Presenting Vladimir, Attila, Siegfried and Gunther, four little characters just itching to find new homes. From March 1st 2012, you can find all four gargoyles for sale at the Billy Dylan at Etsy shop. But you need to be quick, as there are only four of them and there won’t be anymore available for the foreseeable future!

Each dragon is priced at $8 each, is signed on the underside, and comes in his own marble effect gift box.

Get them while they’re hot!

Krista Joy

Feb 27th 2012

 

Photographs by Daniel James Photography

 

So it’s been a while since I posted, (smack on the wrist I know) but it’s not like I haven’t been busy! With one short story checked and another under the pen as we speak, it’s closing into the time I can post a link to the free ebook download of ‘A Murder of Crows‘. Eep!

unique tattoo artist design

But in my spare time my pen has strayed from the supernatural, and onto the nature of the tattoo. Thanks to a willing friend a work of art has actually been immortalised! The image you see was created by Rob McNeill of Ethereal Ink, Kinver, and frankly I think he’s it given it a whole new feel. I hope the client is as pleased as I am – I’m still bragging about it to anyone who will listen!

Rob took the original sketch (below) and developed it into a suitable design, adding clouds and stars which tie in with the clients other tattoos. The angel will eventually tie in with a design covering the entire calf.

This has been a real learning curve for me as an artist. Where it has been glorious picking up my pencil and spending hours on end drawing to my hearts content, I have also had to adapt my style and clean up my act, so to speak, using cleaner, bolder lines and develop a new method of shading!

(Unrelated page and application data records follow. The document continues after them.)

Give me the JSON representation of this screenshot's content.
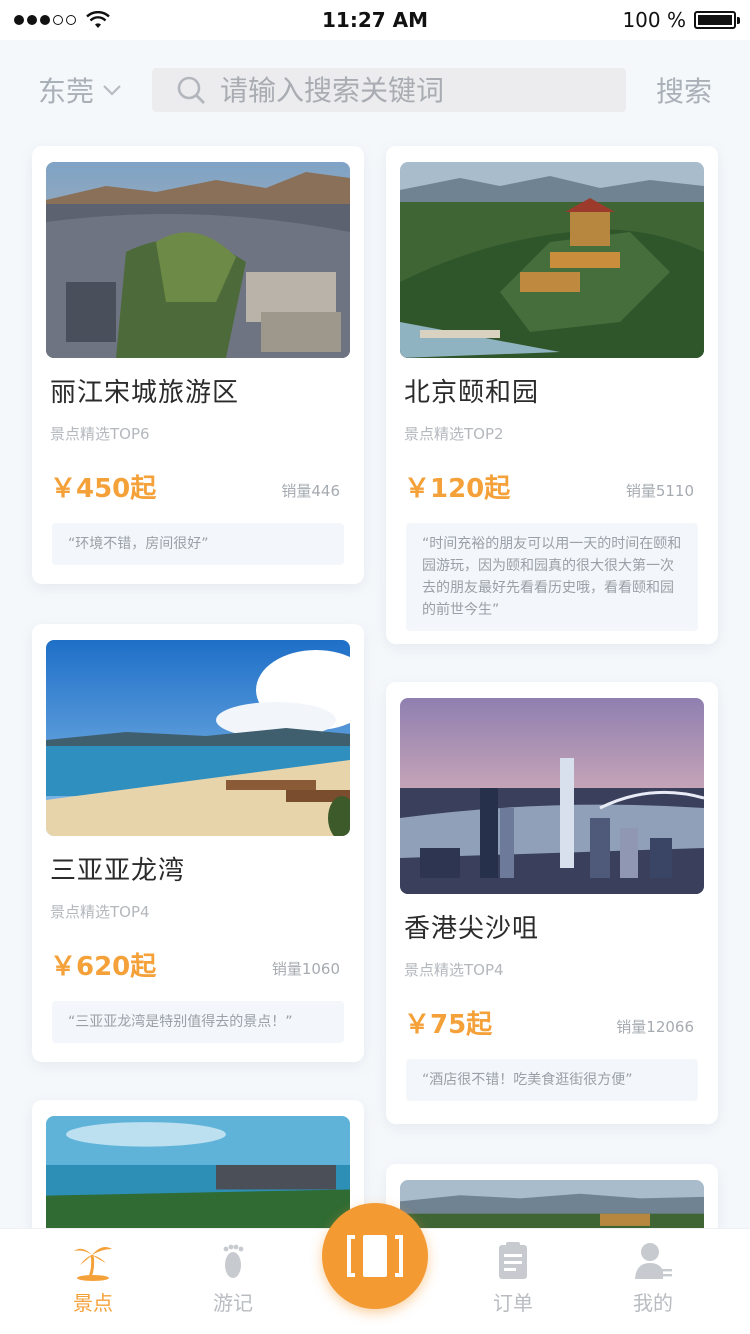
{
  "status_bar": {
    "time": "11:27 AM",
    "battery_text": "100 %",
    "battery_level": 1.0,
    "signal_bars_filled": 3,
    "signal_bars_total": 5
  },
  "header": {
    "city": "东莞",
    "search_placeholder": "请输入搜索关键词",
    "search_button": "搜索"
  },
  "cards": [
    {
      "title": "丽江宋城旅游区",
      "subtitle": "景点精选TOP6",
      "price": "￥450起",
      "sales": "销量446",
      "review": "“环境不错，房间很好”"
    },
    {
      "title": "北京颐和园",
      "subtitle": "景点精选TOP2",
      "price": "￥120起",
      "sales": "销量5110",
      "review": "“时间充裕的朋友可以用一天的时间在颐和园游玩，因为颐和园真的很大很大第一次去的朋友最好先看看历史哦，看看颐和园的前世今生”"
    },
    {
      "title": "三亚亚龙湾",
      "subtitle": "景点精选TOP4",
      "price": "￥620起",
      "sales": "销量1060",
      "review": "“三亚亚龙湾是特别值得去的景点！”"
    },
    {
      "title": "香港尖沙咀",
      "subtitle": "景点精选TOP4",
      "price": "￥75起",
      "sales": "销量12066",
      "review": "“酒店很不错！吃美食逛街很方便”"
    }
  ],
  "tabbar": {
    "tabs": [
      {
        "label": "景点",
        "icon": "palm-tree-icon",
        "active": true
      },
      {
        "label": "游记",
        "icon": "footprint-icon",
        "active": false
      },
      {
        "label": "订单",
        "icon": "clipboard-icon",
        "active": false
      },
      {
        "label": "我的",
        "icon": "user-icon",
        "active": false
      }
    ],
    "center_icon": "scan-icon"
  },
  "colors": {
    "accent": "#f39a33",
    "price": "#f5a13a",
    "background": "#f5f8fb"
  }
}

If anyone thinks tattoo artists have it easy, think again! My job is easy – you can use an eraser on paper – but ink on skin is permanent! Ethereal Ink, I take my hat off to you!

Still, I have so far managed to produce four rough flash sheets that will hopefully be for sale online soon! Look out for Fairies, Flowers and Butterflies, and Pin Up Girls!

 

Krista Joy

February 26 2012

Photograph curtesy of Daniel James Photography